Why are these actions being taken or proposed? is it:
A. to stop spread of the virus or
B. to stop hospitalisations and deaths?
If it is to stop spread of the virus the evidence from the UK’s Health Security Agency shows that a vaccinated person aged 30 to 70 is twice as likely to become infected than an unvaccinated person. That means that vaccinated adults are twice as likely to spread infection and mandatory vaccination should make matters worse. The alternative of doing a lateral flow test, for example for travel or in large gatherings, would protect all whether vaccinated or not. (A vaccinated adult would have to be half as likely to transmit infection, given that they are twice as likely to become infected, to be equally ‘dangerous’ as an unvaccinated person.)

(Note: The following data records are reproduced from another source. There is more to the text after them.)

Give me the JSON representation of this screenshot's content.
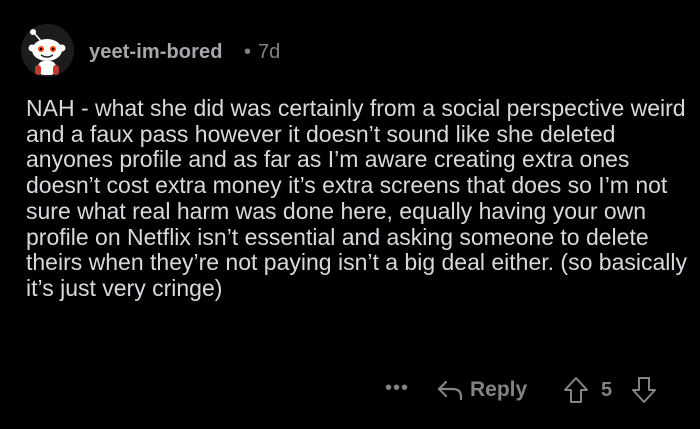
{
  "comment": {
    "username": "yeet-im-bored",
    "separator": "•",
    "age": "7d",
    "avatar_icon": "snoo-avatar-icon",
    "body": "NAH - what she did was certainly from a social perspective weird and a faux pass however it doesn’t sound like she deleted anyones profile and as far as I’m aware creating extra ones doesn’t cost extra money it’s extra screens that does so I’m not sure what real harm was done here, equally having your own profile on Netflix isn’t essential and asking someone to delete theirs when they’re not paying isn’t a big deal either. (so basically it’s just very cringe)",
    "actions": {
      "more_label": "•••",
      "reply_icon": "reply-arrow-icon",
      "reply_label": "Reply",
      "upvote_icon": "upvote-arrow-icon",
      "score": "5",
      "downvote_icon": "downvote-arrow-icon"
    }
  },
  "colors": {
    "background": "#000000",
    "text": "#d7dadc",
    "muted": "#818384"
  }
}
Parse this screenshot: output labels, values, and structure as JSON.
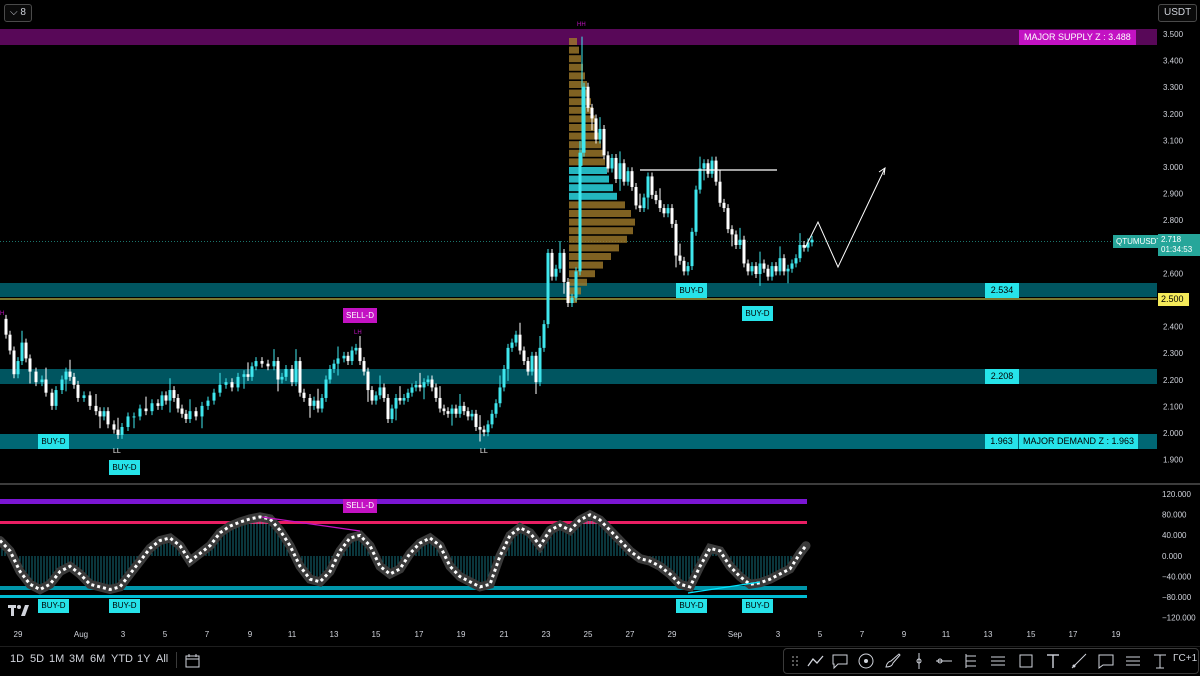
{
  "toolbar": {
    "symbol_chip": "8",
    "currency": "USDT",
    "timeframes": [
      "1D",
      "5D",
      "1M",
      "3M",
      "6M",
      "YTD",
      "1Y",
      "All"
    ],
    "right_label": "ΓC+1"
  },
  "price_axis": {
    "ticks": [
      "3.500",
      "3.400",
      "3.300",
      "3.200",
      "3.100",
      "3.000",
      "2.900",
      "2.800",
      "2.700",
      "2.600",
      "2.500",
      "2.400",
      "2.300",
      "2.200",
      "2.100",
      "2.000",
      "1.900"
    ],
    "current_symbol": "QTUMUSDT",
    "current_price": "2.718",
    "countdown": "01:34:53",
    "marker_2500": "2.500",
    "colors": {
      "current": "#26a69a",
      "yellow": "#f5eb5a",
      "zone": "#00bcd4"
    }
  },
  "osc_axis": {
    "ticks": [
      "120.000",
      "80.000",
      "40.000",
      "0.000",
      "−40.000",
      "−80.000",
      "−120.000"
    ]
  },
  "time_axis": {
    "labels": [
      "29",
      "Aug",
      "3",
      "5",
      "7",
      "9",
      "11",
      "13",
      "15",
      "17",
      "19",
      "21",
      "23",
      "25",
      "27",
      "29",
      "Sep",
      "3",
      "5",
      "7",
      "9",
      "11",
      "13",
      "15",
      "17",
      "19"
    ]
  },
  "zones": {
    "supply": {
      "label": "MAJOR SUPPLY Z : 3.488",
      "color": "#c312c3"
    },
    "z2534": {
      "label": "2.534"
    },
    "z2208": {
      "label": "2.208"
    },
    "z1963": {
      "label": "1.963"
    },
    "demand": {
      "label": "MAJOR DEMAND Z : 1.963"
    }
  },
  "annotations": {
    "buy": "BUY-D",
    "sell": "SELL-D",
    "ll": "LL",
    "hh": "HH",
    "lh": "LH",
    "h": "H"
  },
  "chart_data": {
    "type": "candlestick",
    "symbol": "QTUMUSDT",
    "ylim": [
      1.85,
      3.56
    ],
    "x": [
      "29",
      "Aug",
      "3",
      "5",
      "7",
      "9",
      "11",
      "13",
      "15",
      "17",
      "19",
      "21",
      "23",
      "25",
      "27",
      "29",
      "Sep",
      "3",
      "5"
    ],
    "levels": {
      "supply": 3.488,
      "r1": 2.534,
      "r2": 2.208,
      "demand": 1.963,
      "marker": 2.5,
      "current": 2.718,
      "line_3": 2.99
    },
    "oscillator": {
      "ylim": [
        -120,
        120
      ],
      "upper_band": 100,
      "upper_line": 64,
      "lower_line": -65,
      "lower_band": -78
    }
  }
}
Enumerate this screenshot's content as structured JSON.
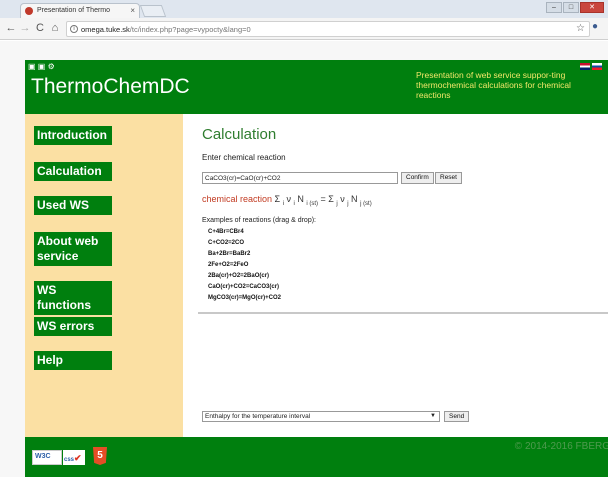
{
  "browser": {
    "tab_title": "Presentation of Thermo",
    "tab_close": "×",
    "url_host": "omega.tuke.sk",
    "url_path": "/tc/index.php?page=vypocty&lang=0",
    "back": "←",
    "forward": "→",
    "reload": "C",
    "home": "⌂",
    "star": "☆",
    "window_min": "–",
    "window_max": "□",
    "window_close": "✕"
  },
  "header": {
    "logo": "ThermoChemDC",
    "tagline": "Presentation of web service suppor-ting thermochemical calculations for chemical reactions"
  },
  "sidebar": {
    "items": [
      {
        "label": "Introduction"
      },
      {
        "label": "Calculation"
      },
      {
        "label": "Used WS"
      },
      {
        "label": "About web service"
      },
      {
        "label": "WS functions"
      },
      {
        "label": "WS errors"
      },
      {
        "label": "Help"
      }
    ]
  },
  "main": {
    "title": "Calculation",
    "subtitle": "Enter chemical reaction",
    "reaction_value": "CaCO3(cr)=CaO(cr)+CO2",
    "confirm_label": "Confirm",
    "reset_label": "Reset",
    "formula_label": "chemical reaction",
    "examples_label": "Examples of reactions (drag & drop):",
    "examples": [
      "C+4Br=CBr4",
      "C+CO2=2CO",
      "Ba+2Br=BaBr2",
      "2Fe+O2=2FeO",
      "2Ba(cr)+O2=2BaO(cr)",
      "CaO(cr)+CO2=CaCO3(cr)",
      "MgCO3(cr)=MgO(cr)+CO2"
    ],
    "select_value": "Enthalpy for the temperature interval",
    "send_label": "Send"
  },
  "footer": {
    "w3c_label": "W3C",
    "css_label": "css",
    "html5_label": "5",
    "copyright": "© 2014-2016 FBERG"
  },
  "colors": {
    "brand_green": "#007f0e",
    "sidebar_bg": "#fbe0a3",
    "tagline_yellow": "#f3e76a"
  }
}
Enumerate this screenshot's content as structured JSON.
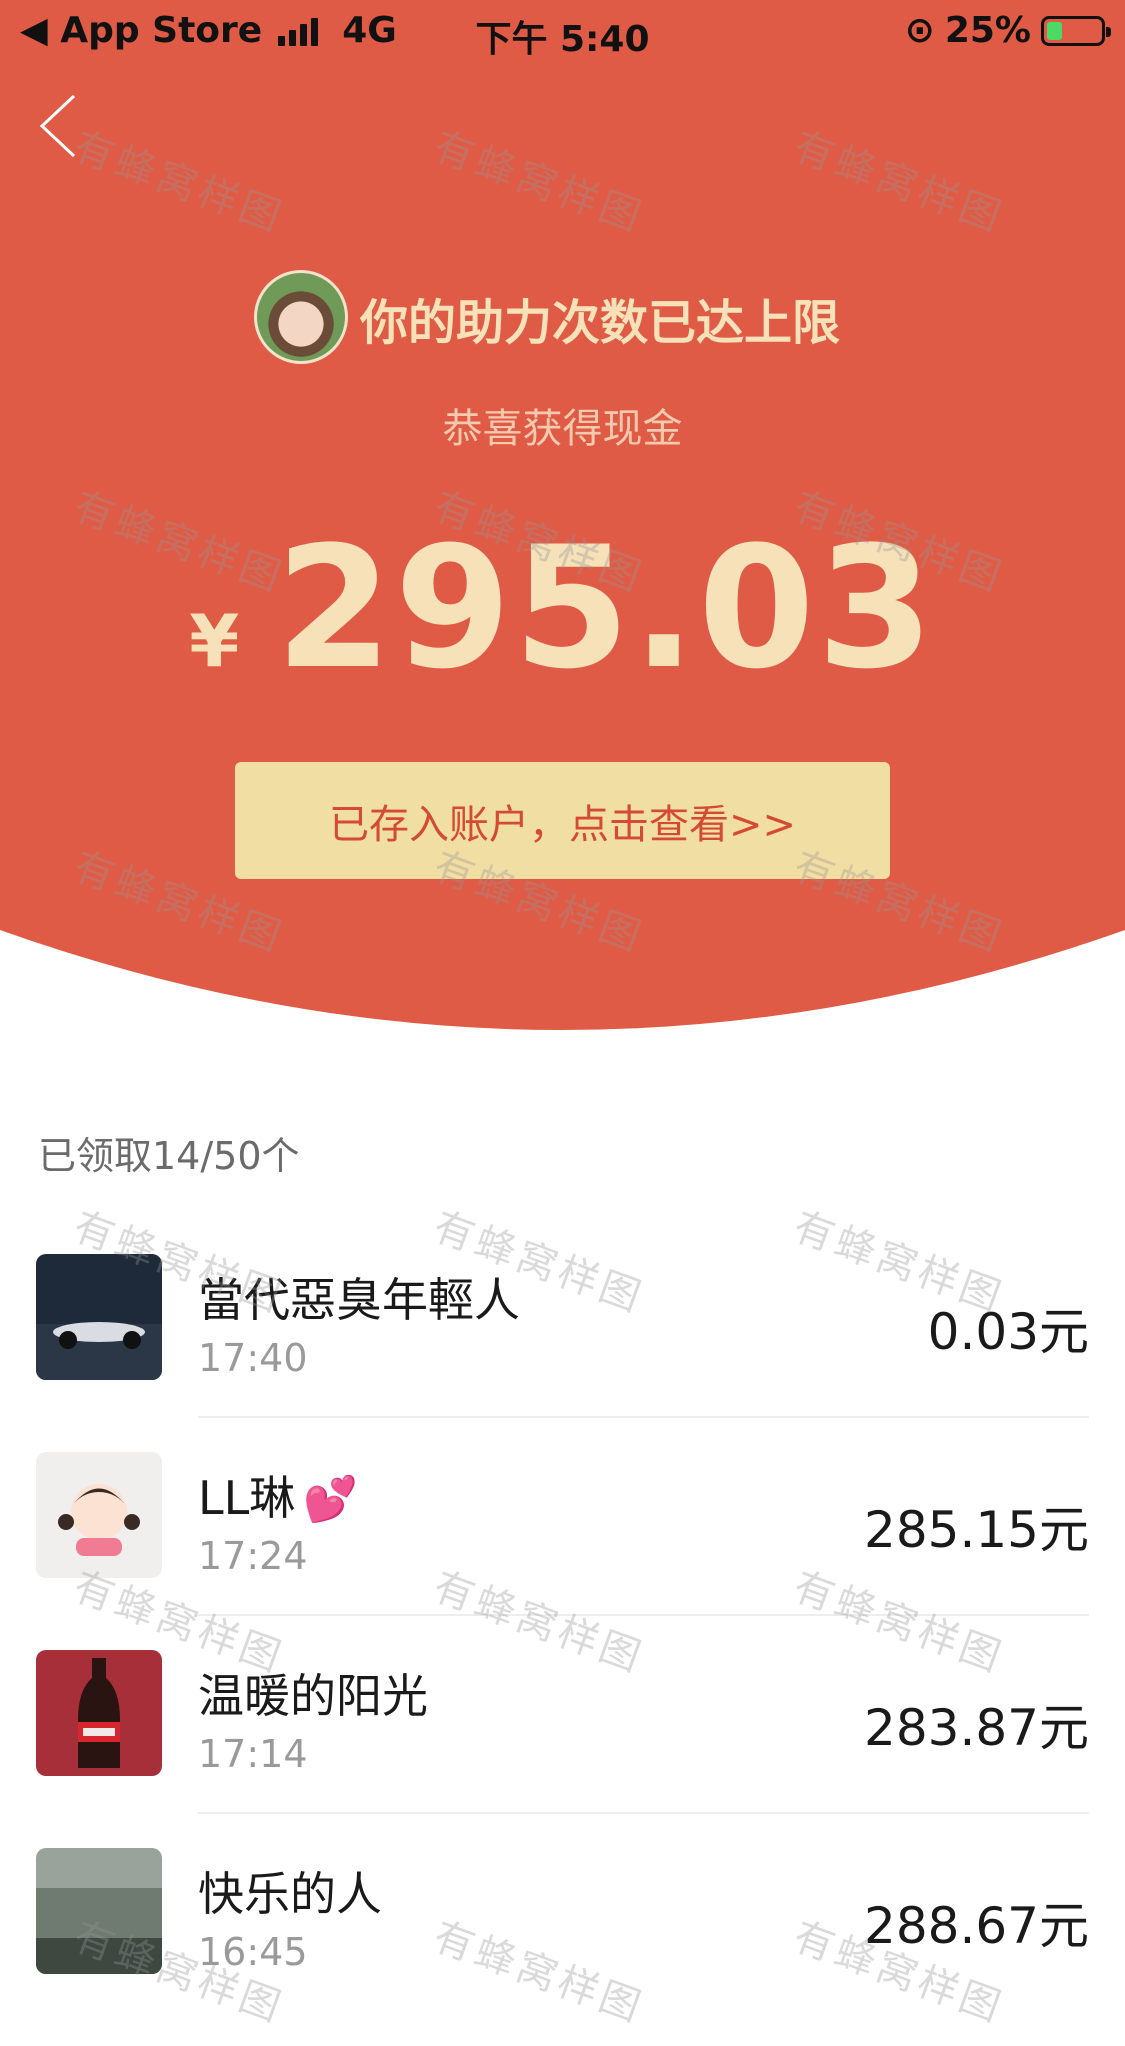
{
  "status_bar": {
    "carrier_back": "◀ App Store",
    "network": "4G",
    "time": "下午 5:40",
    "battery_percent": "25%"
  },
  "hero": {
    "title": "你的助力次数已达上限",
    "subtitle": "恭喜获得现金",
    "currency_symbol": "¥",
    "amount": "295.03",
    "cta_label": "已存入账户，点击查看>>",
    "theme_color": "#e05b45",
    "gold_color": "#f6e1b8"
  },
  "list": {
    "header": "已领取14/50个",
    "rows": [
      {
        "name": "當代惡臭年輕人",
        "time": "17:40",
        "amount": "0.03元",
        "avatar": "race-car-avatar"
      },
      {
        "name": "LL琳",
        "emoji": "💕",
        "time": "17:24",
        "amount": "285.15元",
        "avatar": "girl-cartoon-avatar"
      },
      {
        "name": "温暖的阳光",
        "time": "17:14",
        "amount": "283.87元",
        "avatar": "cola-bottle-avatar"
      },
      {
        "name": "快乐的人",
        "time": "16:45",
        "amount": "288.67元",
        "avatar": "sea-landscape-avatar"
      }
    ]
  },
  "watermark_text": "有蜂窝样图"
}
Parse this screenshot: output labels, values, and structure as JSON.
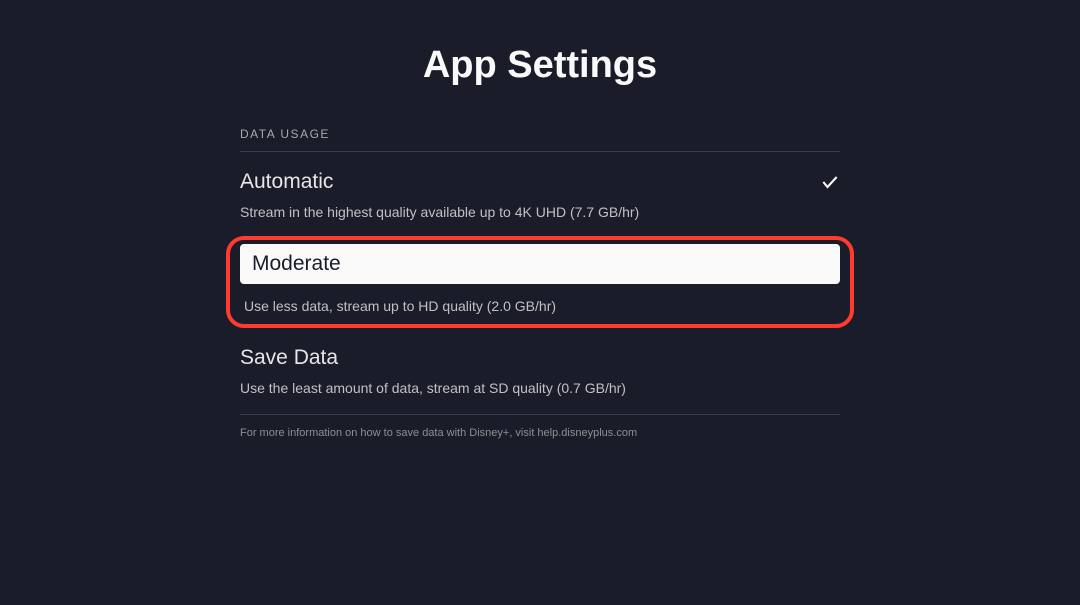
{
  "page": {
    "title": "App Settings"
  },
  "section": {
    "header": "DATA USAGE",
    "footer": "For more information on how to save data with Disney+, visit help.disneyplus.com"
  },
  "options": {
    "automatic": {
      "title": "Automatic",
      "desc": "Stream in the highest quality available up to 4K UHD (7.7 GB/hr)",
      "selected": true
    },
    "moderate": {
      "title": "Moderate",
      "desc": "Use less data, stream up to HD quality (2.0 GB/hr)"
    },
    "save_data": {
      "title": "Save Data",
      "desc": "Use the least amount of data, stream at SD quality (0.7 GB/hr)"
    }
  }
}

If it is to stop hospitalisation and death, if vaccination does significantly reduce hospitalisation and death, then the vaccinated need not worry. If vaccination isn’t effective enough to substantially achieve this then why vaccinate more people? If the concern is that the unvaccinated and infected will overwhelm the hospitals, then why not respect their rights and educate them in other known ways to reduce critical covid such as vitamin C and D and ivermectin?
Many unvaccinated people, like myself, are healthy, may have had covid already thus incurring natural immunity, have taken precautionary actions by boosting vitamin D level, knowing how to use high dose vitamin C upon infection, and are willing to take the risk. Is this selfish? No, because a) such a person’s likelihood of infecting another is likely to be less than a vaccinated person not taking these precautions; and b) these precautions have just as strong evidence of reducing hospitalisation and death as vaccines.
If you feel strongly about these infringements on civil liberty, not just in the UK, but across Europe, please support https://bigbrotherwatch.org.uk/ who are legally challenging vaccine passports and mandatory vaccination.